--- START ---
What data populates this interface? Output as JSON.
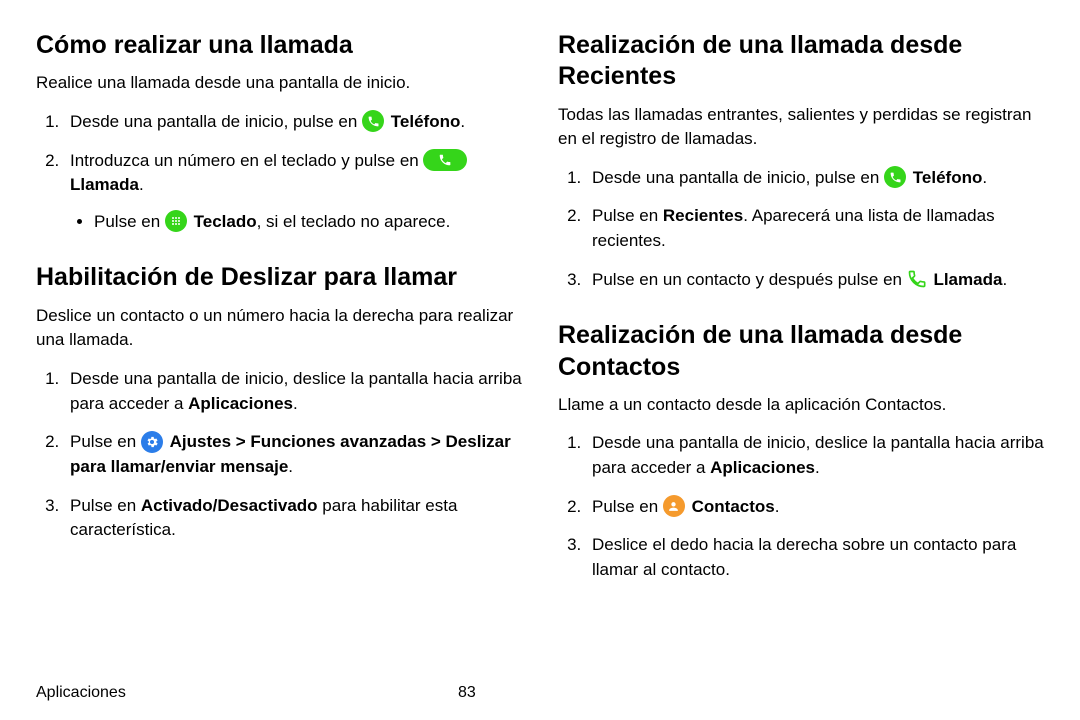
{
  "footer": {
    "label": "Aplicaciones",
    "page": "83"
  },
  "left": {
    "s1": {
      "heading": "Cómo realizar una llamada",
      "lead": "Realice una llamada desde una pantalla de inicio.",
      "i1a": "Desde una pantalla de inicio, pulse en ",
      "i1b": "Teléfono",
      "i1c": ".",
      "i2a": "Introduzca un número en el teclado y pulse en ",
      "i2b": "Llamada",
      "i2c": ".",
      "i2s1a": "Pulse en ",
      "i2s1b": "Teclado",
      "i2s1c": ", si el teclado no aparece."
    },
    "s2": {
      "heading": "Habilitación de Deslizar para llamar",
      "lead": "Deslice un contacto o un número hacia la derecha para realizar una llamada.",
      "i1a": "Desde una pantalla de inicio, deslice la pantalla hacia arriba para acceder a ",
      "i1b": "Aplicaciones",
      "i1c": ".",
      "i2a": "Pulse en ",
      "i2b": "Ajustes",
      "i2c": " > ",
      "i2d": "Funciones avanzadas",
      "i2e": " > ",
      "i2f": "Deslizar para llamar/enviar mensaje",
      "i2g": ".",
      "i3a": "Pulse en ",
      "i3b": "Activado/Desactivado",
      "i3c": " para habilitar esta característica."
    }
  },
  "right": {
    "s3": {
      "heading": "Realización de una llamada desde Recientes",
      "lead": "Todas las llamadas entrantes, salientes y perdidas se registran en el registro de llamadas.",
      "i1a": "Desde una pantalla de inicio, pulse en ",
      "i1b": "Teléfono",
      "i1c": ".",
      "i2a": "Pulse en ",
      "i2b": "Recientes",
      "i2c": ". Aparecerá una lista de llamadas recientes.",
      "i3a": "Pulse en un contacto y después pulse en ",
      "i3b": "Llamada",
      "i3c": "."
    },
    "s4": {
      "heading": "Realización de una llamada desde Contactos",
      "lead": "Llame a un contacto desde la aplicación Contactos.",
      "i1a": "Desde una pantalla de inicio, deslice la pantalla hacia arriba para acceder a ",
      "i1b": "Aplicaciones",
      "i1c": ".",
      "i2a": "Pulse en ",
      "i2b": "Contactos",
      "i2c": ".",
      "i3": "Deslice el dedo hacia la derecha sobre un contacto para llamar al contacto."
    }
  }
}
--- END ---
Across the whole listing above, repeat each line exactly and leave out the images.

What data populates this interface? Output as JSON.
{
  "footer": {
    "label": "Aplicaciones",
    "page": "83"
  },
  "left": {
    "s1": {
      "heading": "Cómo realizar una llamada",
      "lead": "Realice una llamada desde una pantalla de inicio.",
      "i1a": "Desde una pantalla de inicio, pulse en ",
      "i1b": "Teléfono",
      "i1c": ".",
      "i2a": "Introduzca un número en el teclado y pulse en ",
      "i2b": "Llamada",
      "i2c": ".",
      "i2s1a": "Pulse en ",
      "i2s1b": "Teclado",
      "i2s1c": ", si el teclado no aparece."
    },
    "s2": {
      "heading": "Habilitación de Deslizar para llamar",
      "lead": "Deslice un contacto o un número hacia la derecha para realizar una llamada.",
      "i1a": "Desde una pantalla de inicio, deslice la pantalla hacia arriba para acceder a ",
      "i1b": "Aplicaciones",
      "i1c": ".",
      "i2a": "Pulse en ",
      "i2b": "Ajustes",
      "i2c": " > ",
      "i2d": "Funciones avanzadas",
      "i2e": " > ",
      "i2f": "Deslizar para llamar/enviar mensaje",
      "i2g": ".",
      "i3a": "Pulse en ",
      "i3b": "Activado/Desactivado",
      "i3c": " para habilitar esta característica."
    }
  },
  "right": {
    "s3": {
      "heading": "Realización de una llamada desde Recientes",
      "lead": "Todas las llamadas entrantes, salientes y perdidas se registran en el registro de llamadas.",
      "i1a": "Desde una pantalla de inicio, pulse en ",
      "i1b": "Teléfono",
      "i1c": ".",
      "i2a": "Pulse en ",
      "i2b": "Recientes",
      "i2c": ". Aparecerá una lista de llamadas recientes.",
      "i3a": "Pulse en un contacto y después pulse en ",
      "i3b": "Llamada",
      "i3c": "."
    },
    "s4": {
      "heading": "Realización de una llamada desde Contactos",
      "lead": "Llame a un contacto desde la aplicación Contactos.",
      "i1a": "Desde una pantalla de inicio, deslice la pantalla hacia arriba para acceder a ",
      "i1b": "Aplicaciones",
      "i1c": ".",
      "i2a": "Pulse en ",
      "i2b": "Contactos",
      "i2c": ".",
      "i3": "Deslice el dedo hacia la derecha sobre un contacto para llamar al contacto."
    }
  }
}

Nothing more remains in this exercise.